Boston Mayor Thomas Menino, left, and Mayor Michael Bloomberg record an advertisement to appear during the Super Bowl.
Even as the Giants and the Patriots face off in the Super Bowl in Indianapolis, the mayors of their two cities have joined together in a TV commercial urging stricter federal gun control.
Mayor Michael Bloomberg and Boston Mayor Thomas Menino, founders of a group called Mayors Against Illegal Guns, have recorded an ad to run in some areas on Sunday. Words from Bloomberg on Twitter make the purpose clear: “We disagree on who’ll win the #Superbowl, but @Mayor Tom Menino and I agree on fighting illegal guns.”
The commercial certainly has a special resonance in New York.

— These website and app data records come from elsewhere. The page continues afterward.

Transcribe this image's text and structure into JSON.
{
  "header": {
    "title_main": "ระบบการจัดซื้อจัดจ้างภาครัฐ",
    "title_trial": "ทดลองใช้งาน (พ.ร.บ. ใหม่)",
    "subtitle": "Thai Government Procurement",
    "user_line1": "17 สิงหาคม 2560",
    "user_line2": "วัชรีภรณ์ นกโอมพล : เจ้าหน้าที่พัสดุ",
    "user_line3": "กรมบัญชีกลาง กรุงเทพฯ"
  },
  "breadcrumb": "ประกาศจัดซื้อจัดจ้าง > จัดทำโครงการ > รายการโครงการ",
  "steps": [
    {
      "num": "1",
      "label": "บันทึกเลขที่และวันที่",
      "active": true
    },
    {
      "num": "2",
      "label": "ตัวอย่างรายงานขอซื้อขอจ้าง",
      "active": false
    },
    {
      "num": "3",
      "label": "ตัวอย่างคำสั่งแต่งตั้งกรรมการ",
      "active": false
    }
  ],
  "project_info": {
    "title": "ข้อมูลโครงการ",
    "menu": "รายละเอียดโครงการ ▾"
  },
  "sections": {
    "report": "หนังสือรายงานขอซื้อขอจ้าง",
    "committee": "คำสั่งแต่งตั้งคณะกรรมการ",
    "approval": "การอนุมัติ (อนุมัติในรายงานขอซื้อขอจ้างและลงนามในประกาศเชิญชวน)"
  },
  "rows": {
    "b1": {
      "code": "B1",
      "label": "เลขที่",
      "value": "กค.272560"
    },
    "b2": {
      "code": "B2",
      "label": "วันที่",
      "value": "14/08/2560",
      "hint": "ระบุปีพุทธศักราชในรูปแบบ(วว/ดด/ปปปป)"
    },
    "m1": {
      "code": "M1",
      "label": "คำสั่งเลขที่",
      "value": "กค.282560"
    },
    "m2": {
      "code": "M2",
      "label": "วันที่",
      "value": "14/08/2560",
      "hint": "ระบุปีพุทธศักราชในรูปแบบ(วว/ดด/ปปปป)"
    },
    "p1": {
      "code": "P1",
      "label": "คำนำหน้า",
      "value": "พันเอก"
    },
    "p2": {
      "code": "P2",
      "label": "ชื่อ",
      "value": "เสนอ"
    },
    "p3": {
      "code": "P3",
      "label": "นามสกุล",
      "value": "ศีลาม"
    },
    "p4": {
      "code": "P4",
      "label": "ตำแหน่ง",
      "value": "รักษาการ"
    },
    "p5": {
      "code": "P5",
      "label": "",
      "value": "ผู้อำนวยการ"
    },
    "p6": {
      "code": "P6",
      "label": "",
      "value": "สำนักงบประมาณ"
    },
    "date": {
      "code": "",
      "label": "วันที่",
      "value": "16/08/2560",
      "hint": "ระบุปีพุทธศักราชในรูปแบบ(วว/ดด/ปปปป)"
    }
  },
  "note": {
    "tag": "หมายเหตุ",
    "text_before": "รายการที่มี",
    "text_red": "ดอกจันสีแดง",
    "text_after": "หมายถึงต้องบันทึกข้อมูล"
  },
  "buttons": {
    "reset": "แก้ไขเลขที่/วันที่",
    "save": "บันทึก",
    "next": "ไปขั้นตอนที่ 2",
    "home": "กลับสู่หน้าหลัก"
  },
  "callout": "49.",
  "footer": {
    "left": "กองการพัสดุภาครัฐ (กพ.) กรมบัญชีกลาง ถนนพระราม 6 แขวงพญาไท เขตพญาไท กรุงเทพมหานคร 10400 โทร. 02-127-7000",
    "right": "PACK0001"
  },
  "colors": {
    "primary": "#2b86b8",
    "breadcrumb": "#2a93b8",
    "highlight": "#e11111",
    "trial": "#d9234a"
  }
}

The mayor and Police Commissioner Kelly rushed to the bedside of a wounded police officer Tuesday night. Kevin Brennan, 29, was shot in the skull as he pursued a gunman in Brooklyn. He is expected to make a full recovery. Kelly called Brennan “one lucky man.”
The mayor said that Brennan’s young daughter “has no reason to believe that her daddy wouldn’t be there to see her crawl for the first time and, in good time, to dance at her wedding.”

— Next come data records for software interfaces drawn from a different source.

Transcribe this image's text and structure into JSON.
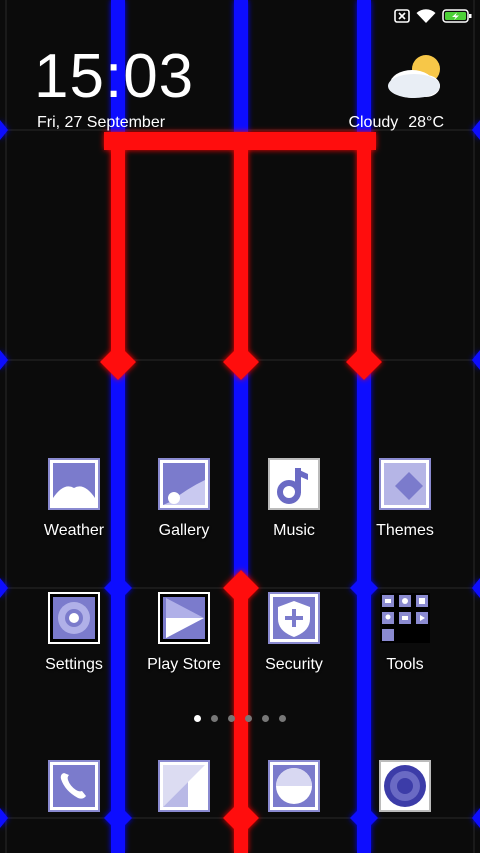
{
  "status_bar": {
    "icons": [
      "sim-off-icon",
      "wifi-icon",
      "battery-charging-icon"
    ],
    "battery_color": "#4cd137"
  },
  "clock": {
    "time": "15:03",
    "date": "Fri, 27 September"
  },
  "weather": {
    "condition": "Cloudy",
    "temperature": "28°C",
    "icon": "cloud-sun-icon"
  },
  "apps": [
    {
      "label": "Weather",
      "icon": "weather-app-icon"
    },
    {
      "label": "Gallery",
      "icon": "gallery-app-icon"
    },
    {
      "label": "Music",
      "icon": "music-note-icon"
    },
    {
      "label": "Themes",
      "icon": "themes-app-icon"
    },
    {
      "label": "Settings",
      "icon": "settings-gear-icon"
    },
    {
      "label": "Play Store",
      "icon": "play-store-icon"
    },
    {
      "label": "Security",
      "icon": "security-shield-icon"
    },
    {
      "label": "Tools",
      "icon": "tools-folder-icon"
    }
  ],
  "page_indicator": {
    "pages": 6,
    "current": 1
  },
  "dock": [
    {
      "icon": "phone-icon"
    },
    {
      "icon": "messages-app-icon"
    },
    {
      "icon": "browser-app-icon"
    },
    {
      "icon": "camera-app-icon"
    }
  ],
  "colors": {
    "wall_red": "#ff0000",
    "wall_blue": "#0000ff",
    "icon_tint": "#7b7bcc",
    "background": "#0b0b0b"
  }
}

Bloomberg asserted the shooting made clear the importance of gun control. He added: “We had too close a brush with death tonight due to illegal guns.”
And the figures prove he’s right. Deputy Police Commissioner Paul Browne told me that about 85 percent of the gun crimes committed in New York City result from gun purchases made in Pennsylvania, Virginia, South Carolina, Georgia and Florida -- “states with comparatively lax gun laws.”
Despite this fact, Browne says, great progress has been made in fighting crime. In 2011, in Brooklyn, he says there were 195 murders committed with illegal hand guns, the number falling below 200 for the first time since 1963.
John Feinblatt, the mayor’s chief policy adviser, told me that states with tough gun laws are unlikely to be the source of illegal guns. He noted that, in fighting gun crimes, two measures are vital: having universal background checks for gun sales and putting all such data in the FBI files.
In the case of the Virginia Tech massacre, in which 33 people were killed, the gunman, Seung-hui Cho, had a mental history that indicated he was dangerous but , Feinblatt said, that was never passed on to the FBI. Some state laws on gun sales, he added “ have loopholes like Swiss cheese.”
Feinblatt thinks it’s perfectly understandable that “two mayors can have great rivalry on the playing field but one thing they and other mayors agree on is the need for federal gun control.”
It’s a wonder that in Great Britain illegal hand guns are relatively scarce. America, compared to Western Europe, is overrun with guns. It would seem to make it easier to be the boss of Scotland Yard than commissioner of the NYPD.